Given the now two diagnoses in French bulldogs, Professor Silversides believes that the genetic mutation can potentially reoccur and is determined to inform breeders of the risk of genital malformations with this breed.

This article translated from an original French text written by Daniel Baril

Cet article a été traduit du français

Link

Survival of the fittest becomes survival of the fringes

Survival of the fittest most adaptable is at the heart of evolutionary theory, but in the case of environmental deterioration, research published in Scienceby McGill University’s Andrew Gonzalez shows that “fringe” populations have a better chance of adapting and surviving.
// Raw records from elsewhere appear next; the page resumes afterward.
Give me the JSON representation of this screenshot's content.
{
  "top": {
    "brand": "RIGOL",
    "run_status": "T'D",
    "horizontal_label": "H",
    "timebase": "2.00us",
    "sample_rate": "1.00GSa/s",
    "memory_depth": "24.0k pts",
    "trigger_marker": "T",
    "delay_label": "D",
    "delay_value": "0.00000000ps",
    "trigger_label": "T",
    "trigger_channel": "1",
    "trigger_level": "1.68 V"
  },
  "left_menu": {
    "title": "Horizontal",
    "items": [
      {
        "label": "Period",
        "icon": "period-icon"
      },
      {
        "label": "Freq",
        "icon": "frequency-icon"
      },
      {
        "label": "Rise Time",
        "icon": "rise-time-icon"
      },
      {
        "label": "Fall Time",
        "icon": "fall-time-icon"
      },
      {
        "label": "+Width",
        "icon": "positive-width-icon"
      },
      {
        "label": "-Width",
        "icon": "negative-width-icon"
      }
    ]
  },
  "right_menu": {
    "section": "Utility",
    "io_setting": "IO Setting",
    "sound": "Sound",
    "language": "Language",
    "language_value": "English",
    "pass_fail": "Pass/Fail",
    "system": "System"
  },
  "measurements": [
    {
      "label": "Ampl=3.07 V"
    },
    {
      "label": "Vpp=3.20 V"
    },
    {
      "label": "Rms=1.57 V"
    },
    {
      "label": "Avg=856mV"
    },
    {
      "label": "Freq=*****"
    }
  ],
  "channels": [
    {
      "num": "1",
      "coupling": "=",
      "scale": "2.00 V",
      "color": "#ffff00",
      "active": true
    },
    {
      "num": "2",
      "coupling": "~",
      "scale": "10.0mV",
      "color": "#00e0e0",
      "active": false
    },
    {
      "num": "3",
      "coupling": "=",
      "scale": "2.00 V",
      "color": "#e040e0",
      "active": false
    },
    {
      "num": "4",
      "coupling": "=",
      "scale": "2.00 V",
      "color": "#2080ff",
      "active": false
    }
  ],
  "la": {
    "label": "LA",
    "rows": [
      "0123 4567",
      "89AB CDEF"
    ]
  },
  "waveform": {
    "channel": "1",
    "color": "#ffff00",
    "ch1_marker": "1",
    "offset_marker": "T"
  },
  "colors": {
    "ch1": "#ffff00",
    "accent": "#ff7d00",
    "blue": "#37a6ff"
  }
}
Because a lot is known about the genetic make-up of yeast, it was used by researchers to emulate population density and different rates of environmental stress (in this case, that means high concentrations of salt.) Gonzalez and his colleagues observed how the yeast mutated over 2,000 generations and discovered that moderately dispersed populations have the best chance of adapting to “intermediate” environmental stress, provided they had some contact to high levels of stress through an ancestor.

Gonzalez points out the link to global climate and environmental change in a press release issued by McGill:

The same general processes are occurring whether it’s yeast or mammals. At the end of the day we can’t do the experiment with a panda or a moose, for example, because the time it would take to study their evolution is far longer than the time we have given the current rate of environmental change. At some point we have to work at the level of a model and satisfy ourselves that the basic reality we capture is sufficient to extrapolate from.

While previous studies have looked at individual populations and how they evolve to respond to changing environments, the study led by Gonzalez is the first to look at groups of populations of the same species and how these populations evolve collectively to ensure the survival of the species.

Read the study: Graham Bell and Andrew Gonzalez, Adaptation and Evolutionary Rescue in Metapopulations Experiencing Environmental Deterioration, Science 10 June 2011: 332 (6035), 1327-1330. [DOI:10.1126/science.1203105]

These men certainly are fit, but how adaptable are they? Image copyright Wikimedia Commons.

This ladybird is slowly being eaten alive by a baby wasp that was implanted inside her. There’s nothing particularly exceptional about insects feeding off each other, but the fact that the larva keeps the ladybird alive is in fact “remarkable” (to use the University of Montreal researchers’ words… I just call it “gross”).

The study was published yesterday in the Royal Society’s Biology Letters. You can find the study here, or check out Stephanie Pappas’ article “The case of the wasp and the zombie ladybug" on MSNBC.